Skip to content

    Health & Parenting

    Font Size

    Dial a Coach for Parenting Advice

    Having trouble honing your parenting skills? Some parents in the same boat consult a parenting coach.

    Following the Family Mission Statement continued...

    Here's how it works in practice. Say it's a choice between Andrew, 8, cleaning his room or doing homework. "In our family mission statement, lifelong learning is uncompromisable so doing his homework is more important than cleaning his room. However, I have clients that say cleanliness and organization is the No. 1 issue," she says.

    She concedes that parent coaching does have its limits and is not for every family. "I am not a counselor and, if in my intake, I find that a family needs a counselor, I will find out what community they reside in and refer them to a family counselor," she says.
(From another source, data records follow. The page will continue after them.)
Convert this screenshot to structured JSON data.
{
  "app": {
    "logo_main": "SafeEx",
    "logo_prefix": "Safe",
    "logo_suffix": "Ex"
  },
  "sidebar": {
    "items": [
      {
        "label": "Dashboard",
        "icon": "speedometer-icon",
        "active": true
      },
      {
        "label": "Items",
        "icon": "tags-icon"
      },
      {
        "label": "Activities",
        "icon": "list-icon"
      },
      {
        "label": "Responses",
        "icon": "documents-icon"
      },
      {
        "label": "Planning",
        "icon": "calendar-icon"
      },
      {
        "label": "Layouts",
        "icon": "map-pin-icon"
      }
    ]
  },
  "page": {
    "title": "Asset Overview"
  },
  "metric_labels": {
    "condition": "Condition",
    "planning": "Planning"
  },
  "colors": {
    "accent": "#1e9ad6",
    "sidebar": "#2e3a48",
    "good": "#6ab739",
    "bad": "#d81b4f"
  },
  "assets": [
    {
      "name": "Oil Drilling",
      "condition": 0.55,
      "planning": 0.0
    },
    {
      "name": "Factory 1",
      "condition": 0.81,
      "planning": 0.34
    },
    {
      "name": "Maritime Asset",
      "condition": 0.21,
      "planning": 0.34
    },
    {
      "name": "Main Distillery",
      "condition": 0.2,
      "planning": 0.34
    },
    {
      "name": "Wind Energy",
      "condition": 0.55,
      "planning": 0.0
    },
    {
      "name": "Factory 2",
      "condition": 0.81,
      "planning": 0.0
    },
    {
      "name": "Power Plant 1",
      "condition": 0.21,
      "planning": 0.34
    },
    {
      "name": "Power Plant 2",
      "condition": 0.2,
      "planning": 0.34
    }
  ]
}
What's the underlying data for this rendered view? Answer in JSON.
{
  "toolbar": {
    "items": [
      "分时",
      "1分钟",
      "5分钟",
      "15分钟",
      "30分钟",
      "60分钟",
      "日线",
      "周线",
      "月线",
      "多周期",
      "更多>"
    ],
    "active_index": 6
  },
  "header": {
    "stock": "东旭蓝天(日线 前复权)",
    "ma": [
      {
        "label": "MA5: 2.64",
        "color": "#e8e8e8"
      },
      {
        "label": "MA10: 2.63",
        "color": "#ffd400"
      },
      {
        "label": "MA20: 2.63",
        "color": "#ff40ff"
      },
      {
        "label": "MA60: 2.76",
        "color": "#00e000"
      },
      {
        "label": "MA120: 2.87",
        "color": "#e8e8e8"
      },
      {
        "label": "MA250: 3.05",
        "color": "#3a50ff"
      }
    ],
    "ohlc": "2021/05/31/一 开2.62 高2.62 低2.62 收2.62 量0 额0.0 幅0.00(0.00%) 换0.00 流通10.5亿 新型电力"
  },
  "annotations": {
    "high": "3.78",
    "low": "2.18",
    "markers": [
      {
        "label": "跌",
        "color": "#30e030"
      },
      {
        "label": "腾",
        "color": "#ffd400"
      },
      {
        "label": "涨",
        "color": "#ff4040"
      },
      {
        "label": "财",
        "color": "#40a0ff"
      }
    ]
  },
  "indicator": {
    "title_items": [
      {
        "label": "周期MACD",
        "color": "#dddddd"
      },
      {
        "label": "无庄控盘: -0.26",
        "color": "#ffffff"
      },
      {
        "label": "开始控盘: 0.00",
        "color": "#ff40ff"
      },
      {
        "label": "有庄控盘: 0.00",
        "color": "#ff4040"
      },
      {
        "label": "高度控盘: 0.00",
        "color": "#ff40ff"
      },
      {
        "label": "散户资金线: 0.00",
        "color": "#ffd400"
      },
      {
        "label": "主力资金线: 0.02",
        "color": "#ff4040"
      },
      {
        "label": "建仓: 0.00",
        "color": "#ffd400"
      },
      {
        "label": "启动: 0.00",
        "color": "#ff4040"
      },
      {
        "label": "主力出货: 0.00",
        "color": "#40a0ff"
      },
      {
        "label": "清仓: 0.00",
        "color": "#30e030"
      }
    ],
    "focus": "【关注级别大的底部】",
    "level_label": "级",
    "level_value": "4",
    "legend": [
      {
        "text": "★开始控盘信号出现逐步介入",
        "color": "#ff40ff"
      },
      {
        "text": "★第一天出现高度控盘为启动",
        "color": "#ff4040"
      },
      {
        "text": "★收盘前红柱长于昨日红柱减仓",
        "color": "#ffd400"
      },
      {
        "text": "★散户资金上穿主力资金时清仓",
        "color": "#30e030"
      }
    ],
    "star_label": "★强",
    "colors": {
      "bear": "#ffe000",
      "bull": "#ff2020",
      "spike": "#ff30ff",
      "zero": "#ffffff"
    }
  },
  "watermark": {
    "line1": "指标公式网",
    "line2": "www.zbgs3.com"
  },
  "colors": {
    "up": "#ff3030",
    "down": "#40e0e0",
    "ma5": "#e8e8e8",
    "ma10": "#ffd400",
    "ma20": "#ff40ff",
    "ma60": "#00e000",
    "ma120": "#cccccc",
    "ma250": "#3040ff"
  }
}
    "Coaching is an industry that is very new and I believe that you have to be an educated consumer," she says. "You can't just walk in because someone says they are coach and assume that they have the qualifications out there."

    When Coaching Should Be Counseling

    Some child psychologists, including Steven Richfield, PsyD, of Plymouth Meeting, Penn., are inclined to agree with that statement.

    "If you pick up a phone or email a parent coach, that person has never met your child and doesn't know what your child is going through, so the advice could aggravate the problem," he says. "It is a slippery slope, both ethically and professionally."

    While not all parent coaches are bad or unqualified, he says the trend can be dangerous. "It's one thing to provide generic advice and another thing to offer specific counsel on serious emotional problems," says Richfield.

    It can be hard to communicate the degree of distress a child is in over the phone or through email, he says.

    "As a child psychologist, I will only provide advice when I work with a child. I don't feel like it's appropriate to offer advice without meeting the child," he says.

    Richfield, author of The Parent Coach: A New Approach To Parenting In Today's Society, takes a different approach when he coaches parents. He has developed a social and emotional coaching program that includes cards with different scenarios, which include one in which a child is being teased on the bus because she just got braces and one in which a child is overly frustrated by homework.

    Today on WebMD

    Girl holding up card with BMI written
    Is your child at a healthy weight?
    toddler climbing
    What happens in your child’s second year.
    father and son with laundry basket
    Get your kids to help around the house.
    boy frowning at brocolli
    Tips for dealing with mealtime mayhem
    mother and daughter talking
    child brushing his teeth
    Sipping hot tea
    boy drinking from cereal bowl
    hand holding a cell phone
    rl with friends
    girl being bullied
    Child with adhd